Advocates have raised concerns about ballot measures filed in Massachusetts by a Washington-D.C. based super PAC, "New Approaches," that would create a strictly regulated framework for use.
More than 60 lawmakers and their staff attended a private briefing on naturally-occurring psychedelics in early September, where they learned how psilocybin mushrooms and related plants can alleviate depression, opioid addiction, and rare neurological diseases like cluster headaches. Led primarily by psychotherapist Lieutenant Sarko Gergerian, an Officer with the Winthrop Police Department, and James Davis, the founder of Bay Staters for Natural Medicine, the presentation called on lawmakers to pass S.1009 and H.1754 An Act Relative to Plant Medicine.
This bill, supported by Democrats Senator Jehlen and Representative Sabadosa as well as Republican Representative Nick Boldyga, would allow adult residents to grow and share (without financial gain) a modest amount of psilocybin mushrooms with the goal of destigmatizing and educating people on their use for mental health.
The briefing occurred just days before two ballot measures filed by New Approaches were certified.
A Massachusetts resident married to an Iraq War veteran and a mom to four kids protested the meeting where the super PAC announced the final text of the measure, calling on New Approaches to be honest about how the rules of the ballot measure would make regulated access affordable for average people.
“This is shameful. This DC Super PAC is trying to rig our rules and the ballot system to profit off suffering in our communities,” remarked Jamie Morey, a mom of young adults who struggle with depression and the Founder of Massachusetts-based Parents for Plant Medicine.

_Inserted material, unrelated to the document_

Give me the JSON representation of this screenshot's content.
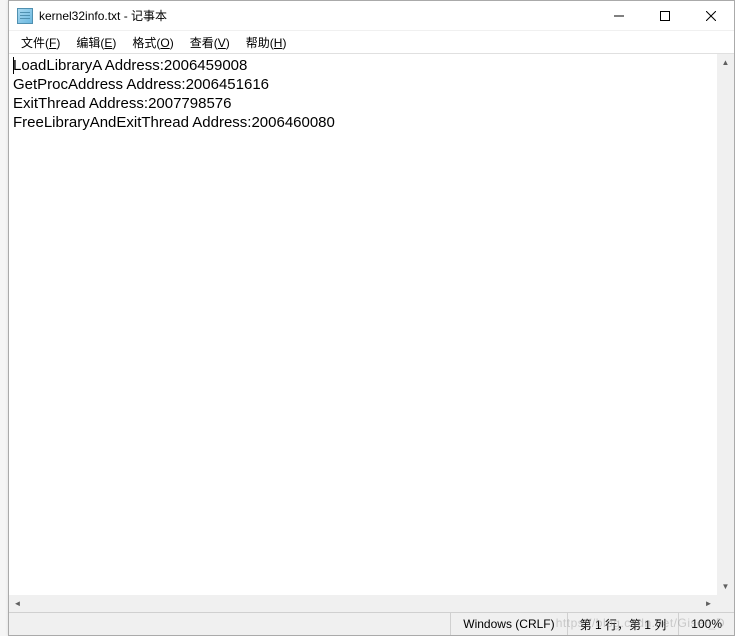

“These measures are designed to mislead voters. They would create an unelected panel of bureaucrats with the ability to re-criminalize possession and cultivation of mushrooms to undo the protections Salem, Northampton, Easthampton, Amherst, Somerville, and Cambridge have put in place,” remarked Stephen Benjamin, a Franklin resident and U.S. Navy veteran helping lead New England Veterans for Plant Medicine. “We want lawmakers to pass an informed bill, not out-of-state money rigging our rules.”
The ballot measure rules, modeled on similar measures that narrowly passed in Oregon, would put strict regulations on use, restricting it to “healing centers” that have been expensive to operate.
“In Oregon, three years after voters approved that ballot measure, the average cost of a psilocybin facilitation session is almost $4,000. An average, or even upper-middle class family in the commonwealth is paying for school, they're paying for their medical bills, they have transportation costs. That is ridiculous,” Davis said. Moreover, the state of Oregon was forced to give the regulatory authority overseeing the program a $6.2 million bailout from taxpayers because of a failure of the program to generate revenue for the state to even operate it.
Founder of Bay Staters for Natural Medicine James Davis outlined the main differences between the bill and the ballot measure:
Proposed Bill v. Ballot Measure
An Act Relative to Plant Medicine (H1754) / An Act Relative to the Legalization of Certain Natural Plants and Fungi (H3771)
- Both less than one page long
- Both will legalize growing and non-commercially sharing modest personal amounts of psychedelic plants and fungi by adults.
- Both would protect the ability of doctors, therapists, social workers, and addiction professionals to educate clients with harm reduction advice without the risk of being delicensed.
- Supported by over 24 Massachusetts organizations, including Bay Staters for Natural Medicine and New England Veterans for Plant Medicine.
- Attracted 60 lawmakers and their staffto a private briefing at the state house two weeks ago, where concerns about the commercialization of psychedelics via any ballot measure was discussed.
- Saw over 300 testimonies (that's a lot) sent and given to the Judiciary Committee, where there was ahearing this summer that brought veterans, law enforcement, and mental health professionals together.
- Over 25 pages long (unlikely to be read by many voters if any).
- Funded by D.C-Based New Approaches PAC, which is funded by multi-state cannabis corporations, Miracle Grow, and undisclosed individual donors that have given in excess of $500,000.
- Did not consult with any organization in our coalition, as Dr. Mason Marks has documented.
- Law would create a board of five unelected persons to set rules for psychedelic facilitation services. In Oregon, this model led to a situation where the average cost of services is $3,500 or more, only a handful of people have gotten service three years after, state taxpayers have had to bail out the regulatory agency for $6.2 million because the program has failed to generate revenue, and business owners pay tens of thousands of dollars per month for fees and insurance. Seven in ten Oregon countiesbacklashed and banned psychedelic service centers in their jurisdictions.
- Would allow for any personal use, growing, and sharing amounts to be reduced by the legislature or the unelected board if it were to pass, explicitly allowing the board to overturn local measures passed in six communities by democratically elected city councilors.
- Would specifically ban our nonprofit and other harm reduction nonprofits from advertising that we give harm reduction advice for safe and positive experiences.